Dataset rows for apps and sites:
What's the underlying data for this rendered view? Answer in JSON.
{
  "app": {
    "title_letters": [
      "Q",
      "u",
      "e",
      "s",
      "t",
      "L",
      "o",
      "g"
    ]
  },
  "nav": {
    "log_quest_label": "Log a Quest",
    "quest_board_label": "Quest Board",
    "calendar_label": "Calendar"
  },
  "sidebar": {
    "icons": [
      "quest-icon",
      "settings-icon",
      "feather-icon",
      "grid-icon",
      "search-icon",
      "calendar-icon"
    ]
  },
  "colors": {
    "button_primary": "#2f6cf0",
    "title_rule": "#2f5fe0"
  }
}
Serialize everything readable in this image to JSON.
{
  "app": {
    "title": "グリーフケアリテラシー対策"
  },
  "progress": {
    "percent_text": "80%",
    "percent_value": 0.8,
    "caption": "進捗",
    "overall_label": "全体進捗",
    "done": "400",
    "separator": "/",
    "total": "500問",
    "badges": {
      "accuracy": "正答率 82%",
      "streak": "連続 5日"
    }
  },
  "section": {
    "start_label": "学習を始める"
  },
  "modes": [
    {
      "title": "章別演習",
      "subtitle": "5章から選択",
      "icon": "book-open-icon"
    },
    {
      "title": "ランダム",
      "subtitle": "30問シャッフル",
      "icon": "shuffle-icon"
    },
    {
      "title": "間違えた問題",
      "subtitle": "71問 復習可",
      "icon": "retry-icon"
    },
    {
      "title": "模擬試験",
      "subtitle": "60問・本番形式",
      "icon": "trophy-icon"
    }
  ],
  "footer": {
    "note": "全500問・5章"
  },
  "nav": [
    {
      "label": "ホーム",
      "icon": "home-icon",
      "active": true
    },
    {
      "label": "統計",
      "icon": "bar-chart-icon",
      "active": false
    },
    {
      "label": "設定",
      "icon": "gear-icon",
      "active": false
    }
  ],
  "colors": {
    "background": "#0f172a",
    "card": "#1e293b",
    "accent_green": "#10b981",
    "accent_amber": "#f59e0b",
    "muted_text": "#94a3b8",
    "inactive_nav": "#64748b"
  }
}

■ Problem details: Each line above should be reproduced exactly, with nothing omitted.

■ Reply to the task:
What's the underlying data for this rendered view? Answer in JSON.
{
  "app": {
    "title_letters": [
      "Q",
      "u",
      "e",
      "s",
      "t",
      "L",
      "o",
      "g"
    ]
  },
  "nav": {
    "log_quest_label": "Log a Quest",
    "quest_board_label": "Quest Board",
    "calendar_label": "Calendar"
  },
  "sidebar": {
    "icons": [
      "quest-icon",
      "settings-icon",
      "feather-icon",
      "grid-icon",
      "search-icon",
      "calendar-icon"
    ]
  },
  "colors": {
    "button_primary": "#2f6cf0",
    "title_rule": "#2f5fe0"
  }
}
Serialize everything readable in this image to JSON.
{
  "app": {
    "title": "グリーフケアリテラシー対策"
  },
  "progress": {
    "percent_text": "80%",
    "percent_value": 0.8,
    "caption": "進捗",
    "overall_label": "全体進捗",
    "done": "400",
    "separator": "/",
    "total": "500問",
    "badges": {
      "accuracy": "正答率 82%",
      "streak": "連続 5日"
    }
  },
  "section": {
    "start_label": "学習を始める"
  },
  "modes": [
    {
      "title": "章別演習",
      "subtitle": "5章から選択",
      "icon": "book-open-icon"
    },
    {
      "title": "ランダム",
      "subtitle": "30問シャッフル",
      "icon": "shuffle-icon"
    },
    {
      "title": "間違えた問題",
      "subtitle": "71問 復習可",
      "icon": "retry-icon"
    },
    {
      "title": "模擬試験",
      "subtitle": "60問・本番形式",
      "icon": "trophy-icon"
    }
  ],
  "footer": {
    "note": "全500問・5章"
  },
  "nav": [
    {
      "label": "ホーム",
      "icon": "home-icon",
      "active": true
    },
    {
      "label": "統計",
      "icon": "bar-chart-icon",
      "active": false
    },
    {
      "label": "設定",
      "icon": "gear-icon",
      "active": false
    }
  ],
  "colors": {
    "background": "#0f172a",
    "card": "#1e293b",
    "accent_green": "#10b981",
    "accent_amber": "#f59e0b",
    "muted_text": "#94a3b8",
    "inactive_nav": "#64748b"
  }
}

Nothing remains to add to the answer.